## Problem:
Set down each entry exactly; omit images.

## Information given:
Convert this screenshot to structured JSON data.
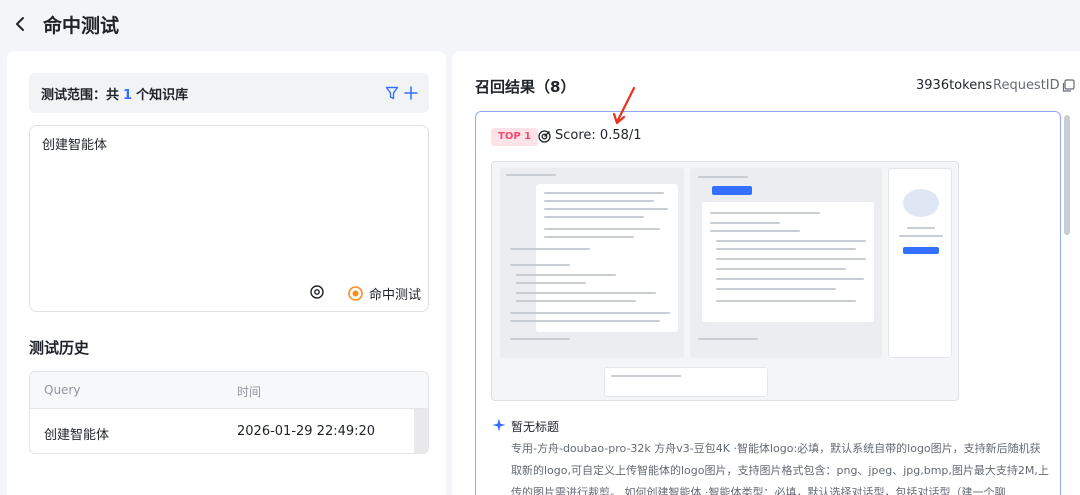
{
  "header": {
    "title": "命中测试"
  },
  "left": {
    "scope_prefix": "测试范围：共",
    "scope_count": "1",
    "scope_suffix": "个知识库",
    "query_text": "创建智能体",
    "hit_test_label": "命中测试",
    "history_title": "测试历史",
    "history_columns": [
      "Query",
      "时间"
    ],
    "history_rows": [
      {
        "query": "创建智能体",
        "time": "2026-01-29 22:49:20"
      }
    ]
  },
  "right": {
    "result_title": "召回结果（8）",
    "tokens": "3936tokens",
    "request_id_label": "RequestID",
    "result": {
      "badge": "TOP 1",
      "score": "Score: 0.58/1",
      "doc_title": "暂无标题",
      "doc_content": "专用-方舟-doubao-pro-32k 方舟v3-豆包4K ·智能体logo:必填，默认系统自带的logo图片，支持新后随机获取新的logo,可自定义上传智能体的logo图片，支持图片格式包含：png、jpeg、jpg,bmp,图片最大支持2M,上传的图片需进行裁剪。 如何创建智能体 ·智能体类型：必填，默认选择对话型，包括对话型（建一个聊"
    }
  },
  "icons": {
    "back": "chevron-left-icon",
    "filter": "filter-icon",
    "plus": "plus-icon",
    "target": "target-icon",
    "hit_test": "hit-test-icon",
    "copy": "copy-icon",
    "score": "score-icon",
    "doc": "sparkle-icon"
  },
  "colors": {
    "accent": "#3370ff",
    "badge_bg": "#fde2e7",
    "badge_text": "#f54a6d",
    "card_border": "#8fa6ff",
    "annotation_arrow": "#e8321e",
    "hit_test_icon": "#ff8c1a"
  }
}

## Expected answer:
Convert this screenshot to structured JSON data.
{
  "header": {
    "title": "命中测试"
  },
  "left": {
    "scope_prefix": "测试范围：共",
    "scope_count": "1",
    "scope_suffix": "个知识库",
    "query_text": "创建智能体",
    "hit_test_label": "命中测试",
    "history_title": "测试历史",
    "history_columns": [
      "Query",
      "时间"
    ],
    "history_rows": [
      {
        "query": "创建智能体",
        "time": "2026-01-29 22:49:20"
      }
    ]
  },
  "right": {
    "result_title": "召回结果（8）",
    "tokens": "3936tokens",
    "request_id_label": "RequestID",
    "result": {
      "badge": "TOP 1",
      "score": "Score: 0.58/1",
      "doc_title": "暂无标题",
      "doc_content": "专用-方舟-doubao-pro-32k 方舟v3-豆包4K ·智能体logo:必填，默认系统自带的logo图片，支持新后随机获取新的logo,可自定义上传智能体的logo图片，支持图片格式包含：png、jpeg、jpg,bmp,图片最大支持2M,上传的图片需进行裁剪。 如何创建智能体 ·智能体类型：必填，默认选择对话型，包括对话型（建一个聊"
    }
  },
  "icons": {
    "back": "chevron-left-icon",
    "filter": "filter-icon",
    "plus": "plus-icon",
    "target": "target-icon",
    "hit_test": "hit-test-icon",
    "copy": "copy-icon",
    "score": "score-icon",
    "doc": "sparkle-icon"
  },
  "colors": {
    "accent": "#3370ff",
    "badge_bg": "#fde2e7",
    "badge_text": "#f54a6d",
    "card_border": "#8fa6ff",
    "annotation_arrow": "#e8321e",
    "hit_test_icon": "#ff8c1a"
  }
}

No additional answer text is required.